Input records below:

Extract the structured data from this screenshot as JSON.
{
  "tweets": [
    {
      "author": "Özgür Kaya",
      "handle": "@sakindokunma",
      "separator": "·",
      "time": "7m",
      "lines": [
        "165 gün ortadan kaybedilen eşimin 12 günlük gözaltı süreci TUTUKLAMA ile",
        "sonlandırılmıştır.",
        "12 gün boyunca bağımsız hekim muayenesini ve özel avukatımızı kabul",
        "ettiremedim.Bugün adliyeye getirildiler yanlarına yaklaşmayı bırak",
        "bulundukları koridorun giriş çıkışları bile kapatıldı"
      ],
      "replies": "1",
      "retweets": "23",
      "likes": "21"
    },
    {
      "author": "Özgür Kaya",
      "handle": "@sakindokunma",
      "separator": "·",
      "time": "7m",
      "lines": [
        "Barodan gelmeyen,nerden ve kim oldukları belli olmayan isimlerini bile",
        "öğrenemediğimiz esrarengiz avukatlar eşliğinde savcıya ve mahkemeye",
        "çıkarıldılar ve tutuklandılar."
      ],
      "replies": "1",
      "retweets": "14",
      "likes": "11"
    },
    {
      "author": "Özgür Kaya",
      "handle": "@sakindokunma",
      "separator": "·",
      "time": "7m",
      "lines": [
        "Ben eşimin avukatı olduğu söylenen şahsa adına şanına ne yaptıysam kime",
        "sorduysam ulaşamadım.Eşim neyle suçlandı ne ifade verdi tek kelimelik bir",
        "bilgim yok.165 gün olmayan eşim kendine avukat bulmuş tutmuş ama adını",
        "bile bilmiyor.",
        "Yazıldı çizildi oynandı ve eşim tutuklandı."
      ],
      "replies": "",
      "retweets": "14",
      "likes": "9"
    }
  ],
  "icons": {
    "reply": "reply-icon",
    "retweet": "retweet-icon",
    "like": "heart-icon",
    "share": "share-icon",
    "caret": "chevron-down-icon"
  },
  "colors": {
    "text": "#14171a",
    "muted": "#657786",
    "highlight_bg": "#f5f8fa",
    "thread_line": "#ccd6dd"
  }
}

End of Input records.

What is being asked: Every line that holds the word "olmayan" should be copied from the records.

Exercise output:
        "Barodan gelmeyen,nerden ve kim oldukları belli olmayan isimlerini bile",
        "bilgim yok.165 gün olmayan eşim kendine avukat bulmuş tutmuş ama adını",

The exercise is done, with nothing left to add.